Air pipes

Pipes are calling again on St. Patrick’s Day, and he’s got the answers

The eldest of three sons born to James H. and Jacquelyn Sullivan Chapman, J. Kevin Chapman did not follow in his mother’s musical footsteps.

“My mom was a concert pianist, and I was tired of carrying a piano on my back,” jokes Chapman, 69, who has been carrying a bagpipe for more than four decades and has a busy schedule this St. from Patrick.

The Mount Prospect grandfather will start the day playing for a private party in Wisconsin. An experienced speaker with Toastmaster International, Chapman will perform and lecture on bagpipes at Addolorata Villa, a senior community in Wheeling. Then he’ll get in the car to drive 70 miles to the town of Waterman, DeKalb County, for his last gig of the day.


After a few pandemic-ridden years without a big St. Patrick’s Day celebration, the holiday is getting more attention this year, which is perfect for Mount Prospect piper J. Kevin Chapman.
-Paul Valade | Personal photographer

He’s used to a busy St. Patrick’s Day schedule, including in the 1980s when he managed to squeeze in over 70 performances over a long weekend. But the pandemic interrupted the last two vacations and canceled his busy schedule. This year was in doubt until recently.

“A lot of people were waiting to see what was going to happen,” says Chapman, who notes that people have been calling much later than usual to hire him. “I had to refuse a lot of them and pass them on to friends.”


        
        
        
        
        
        
        
        
        
        
        
        
        
        
        
        
        
        
        
        
        
        
        
        

He played bagpipes at a block party parade and also a funeral in Naperville earlier this week, giving mourners the haunting “Oft in the Stilly Night,” the classic “Amazing Grace,” and the “Marine Hymn” in honor of the deceased’s service with the Marine Corps.



A difficult instrument to learn, the bagpipe requires a year of practice before a player even adds the bag.  J. Kevin Chapman of Mount Prospect says the key is "to keep the bag full and the air pressure constant."

A difficult instrument to learn, the bagpipe requires a year of practice before a player even adds the bag. J. Kevin Chapman of Mount Prospect says the key is “to keep the pack full and the air pressure steady.”
-Paul Valade | Personal photographer

People usually request bagpipe classics such as “Scotland the Brave” (which was adapted into the Old Spice jingle), “Highland Cathedral”, “Mairi’s Wedding” and “Wearing of the Green”, depending on the occasion. “At a funeral a woman asked me to play ‘Splish, Splash, I was taking a bath,'” says Chapman, who kindly explained that his Great Highland pipes weren’t equipped to play that rock song by 1958 made famous by Bobby Darin.

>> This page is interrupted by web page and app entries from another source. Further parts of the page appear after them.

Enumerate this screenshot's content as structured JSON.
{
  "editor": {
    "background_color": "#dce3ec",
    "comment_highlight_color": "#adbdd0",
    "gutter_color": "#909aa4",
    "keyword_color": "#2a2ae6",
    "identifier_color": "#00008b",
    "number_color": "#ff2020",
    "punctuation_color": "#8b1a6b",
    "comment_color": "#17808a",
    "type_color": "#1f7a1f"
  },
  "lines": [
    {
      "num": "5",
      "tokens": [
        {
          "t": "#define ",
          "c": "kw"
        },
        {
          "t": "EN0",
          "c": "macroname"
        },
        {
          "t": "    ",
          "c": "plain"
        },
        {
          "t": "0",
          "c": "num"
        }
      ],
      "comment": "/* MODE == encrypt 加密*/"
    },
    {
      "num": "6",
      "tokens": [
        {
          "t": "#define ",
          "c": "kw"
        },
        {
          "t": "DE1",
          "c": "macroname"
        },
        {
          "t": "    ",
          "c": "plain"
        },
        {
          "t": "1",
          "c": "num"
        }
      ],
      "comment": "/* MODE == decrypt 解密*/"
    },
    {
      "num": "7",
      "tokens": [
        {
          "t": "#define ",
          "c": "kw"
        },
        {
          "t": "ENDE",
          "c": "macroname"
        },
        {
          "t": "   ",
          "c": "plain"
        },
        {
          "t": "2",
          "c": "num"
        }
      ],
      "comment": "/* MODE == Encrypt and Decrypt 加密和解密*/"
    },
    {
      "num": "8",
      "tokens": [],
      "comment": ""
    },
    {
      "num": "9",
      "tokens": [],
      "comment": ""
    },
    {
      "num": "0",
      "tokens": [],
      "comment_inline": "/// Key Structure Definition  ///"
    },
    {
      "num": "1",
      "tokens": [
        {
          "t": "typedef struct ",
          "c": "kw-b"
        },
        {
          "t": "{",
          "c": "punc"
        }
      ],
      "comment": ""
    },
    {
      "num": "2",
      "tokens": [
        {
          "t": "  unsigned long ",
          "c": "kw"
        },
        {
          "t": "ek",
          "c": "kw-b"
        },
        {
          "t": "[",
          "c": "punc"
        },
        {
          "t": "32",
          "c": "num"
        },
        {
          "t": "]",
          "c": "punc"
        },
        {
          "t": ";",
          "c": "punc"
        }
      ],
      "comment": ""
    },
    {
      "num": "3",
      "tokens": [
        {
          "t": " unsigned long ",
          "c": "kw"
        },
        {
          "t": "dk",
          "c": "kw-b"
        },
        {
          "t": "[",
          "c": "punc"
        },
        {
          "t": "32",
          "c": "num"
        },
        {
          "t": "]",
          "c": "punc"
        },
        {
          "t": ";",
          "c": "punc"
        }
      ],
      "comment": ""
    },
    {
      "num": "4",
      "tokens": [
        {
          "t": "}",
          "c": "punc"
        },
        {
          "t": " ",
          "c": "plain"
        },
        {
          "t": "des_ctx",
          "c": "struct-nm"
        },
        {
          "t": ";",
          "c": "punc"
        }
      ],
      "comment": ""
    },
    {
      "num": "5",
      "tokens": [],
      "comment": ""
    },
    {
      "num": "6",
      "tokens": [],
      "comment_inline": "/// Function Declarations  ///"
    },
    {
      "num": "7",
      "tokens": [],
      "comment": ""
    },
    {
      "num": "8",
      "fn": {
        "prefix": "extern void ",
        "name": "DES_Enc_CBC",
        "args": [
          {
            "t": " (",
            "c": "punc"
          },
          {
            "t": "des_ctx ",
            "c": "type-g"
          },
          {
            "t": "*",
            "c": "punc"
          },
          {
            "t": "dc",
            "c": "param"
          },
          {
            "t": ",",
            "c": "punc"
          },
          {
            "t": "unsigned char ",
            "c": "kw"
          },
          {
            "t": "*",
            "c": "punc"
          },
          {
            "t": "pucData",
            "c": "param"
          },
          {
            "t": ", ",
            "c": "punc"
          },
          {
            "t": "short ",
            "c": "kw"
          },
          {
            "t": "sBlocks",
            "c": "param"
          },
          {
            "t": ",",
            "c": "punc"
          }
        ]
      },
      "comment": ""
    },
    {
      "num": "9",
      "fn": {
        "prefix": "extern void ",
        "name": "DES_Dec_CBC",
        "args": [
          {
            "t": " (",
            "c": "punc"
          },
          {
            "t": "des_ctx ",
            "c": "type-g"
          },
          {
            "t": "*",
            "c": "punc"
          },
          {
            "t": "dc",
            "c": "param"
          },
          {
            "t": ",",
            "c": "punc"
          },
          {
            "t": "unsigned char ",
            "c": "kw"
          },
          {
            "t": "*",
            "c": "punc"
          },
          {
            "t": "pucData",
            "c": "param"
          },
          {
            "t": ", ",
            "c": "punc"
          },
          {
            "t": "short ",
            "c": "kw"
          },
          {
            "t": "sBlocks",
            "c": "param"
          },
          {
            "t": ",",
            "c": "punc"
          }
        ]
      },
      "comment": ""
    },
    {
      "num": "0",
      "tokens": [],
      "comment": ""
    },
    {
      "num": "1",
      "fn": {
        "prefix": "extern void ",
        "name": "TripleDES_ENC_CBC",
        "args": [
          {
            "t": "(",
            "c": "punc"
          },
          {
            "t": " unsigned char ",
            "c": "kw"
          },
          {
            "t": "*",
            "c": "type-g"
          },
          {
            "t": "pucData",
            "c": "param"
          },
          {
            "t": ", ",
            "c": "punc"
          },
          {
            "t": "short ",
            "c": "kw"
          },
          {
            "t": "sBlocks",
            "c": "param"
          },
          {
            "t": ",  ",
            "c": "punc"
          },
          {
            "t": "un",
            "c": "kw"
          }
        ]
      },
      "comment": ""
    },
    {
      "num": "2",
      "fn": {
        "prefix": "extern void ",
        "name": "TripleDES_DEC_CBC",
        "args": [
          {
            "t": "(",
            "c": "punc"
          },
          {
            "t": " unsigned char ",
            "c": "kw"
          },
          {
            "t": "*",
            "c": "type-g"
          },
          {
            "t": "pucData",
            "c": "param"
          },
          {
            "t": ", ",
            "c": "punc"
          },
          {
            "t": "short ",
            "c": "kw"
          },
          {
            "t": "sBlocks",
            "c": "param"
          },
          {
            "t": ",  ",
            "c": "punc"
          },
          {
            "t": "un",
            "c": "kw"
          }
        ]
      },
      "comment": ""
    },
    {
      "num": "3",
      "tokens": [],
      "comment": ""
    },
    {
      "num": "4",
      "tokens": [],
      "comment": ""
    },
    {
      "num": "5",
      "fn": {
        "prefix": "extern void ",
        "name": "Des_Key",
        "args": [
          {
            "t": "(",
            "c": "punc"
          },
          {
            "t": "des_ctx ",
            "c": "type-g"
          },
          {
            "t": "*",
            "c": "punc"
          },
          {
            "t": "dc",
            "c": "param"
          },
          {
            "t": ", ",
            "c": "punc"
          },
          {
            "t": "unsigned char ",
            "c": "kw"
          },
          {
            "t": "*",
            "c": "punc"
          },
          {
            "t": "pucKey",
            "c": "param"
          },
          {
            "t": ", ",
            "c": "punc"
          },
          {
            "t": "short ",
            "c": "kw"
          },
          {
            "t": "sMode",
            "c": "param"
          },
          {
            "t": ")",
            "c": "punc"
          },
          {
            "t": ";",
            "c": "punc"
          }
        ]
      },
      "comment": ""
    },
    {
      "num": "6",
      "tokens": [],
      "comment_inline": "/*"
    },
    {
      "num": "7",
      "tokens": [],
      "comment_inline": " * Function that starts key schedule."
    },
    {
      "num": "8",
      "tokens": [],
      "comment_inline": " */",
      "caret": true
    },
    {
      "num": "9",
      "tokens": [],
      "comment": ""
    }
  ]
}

He performs “It’s a Small World” for his granddaughter, Lucy, and the Notre Dame fight song at certain events. “You play that at a wedding, especially if you’re taking people to the bar,” Chapman explains.

Growing up in Park Ridge and playing tennis at Loyola Academy in Wilmette and Loral College in Dubuque, Iowa, Chapman was a history scholar who had no interest in bagpipes until a trip abroad in 1976 after university to visit relatives in County Sligo in the North West. Ireland. “I saw some in Ireland and big pipes in Scotland,” Chapman recalled.



Mount Prospect piper J. Kevin Chapman gets very busy this time of year with St. Patrick's Day concerts.

Mount Prospect piper J. Kevin Chapman gets very busy this time of year with St. Patrick’s Day concerts.
-Paul Valade | Personal photographer

“In the old country, they start at 6 or 7,” says Chapman, who found an instructor on his way home. A double reed wind instrument, the bagpipe is not easy to learn. For the first year, Chapman only played practice cantor, blowing into the mouthpiece, learning the fingering needed to cover the holes to play the proper notes, and memorizing songs.

Eventually, the pipers add the bag and a blowpipe, but “goose” (seal) the three drones (pipes that add the chords) until they master the ability to control air.

“The trick is to keep the bag full and the air pressure stable,” says Chapman, who retired from a career selling newspapers and played with many bands, including the Shannon Rovers. He and his 45-year-old wife, Tish, have four grown children, and their son Kevin plays bagpipes with the Palatine-based Chicago Highlanders Pipes & Drums.

A student of bagpipes and their history, Chapman says a typical instrument has 114 parts, and there are over 140 similar instruments in countries around the world.

“You can have days if you haven’t followed up on the interview or the practice, it can be a very frustrating instrument,” Chapman says. “But when you’re on, you’re in heaven.”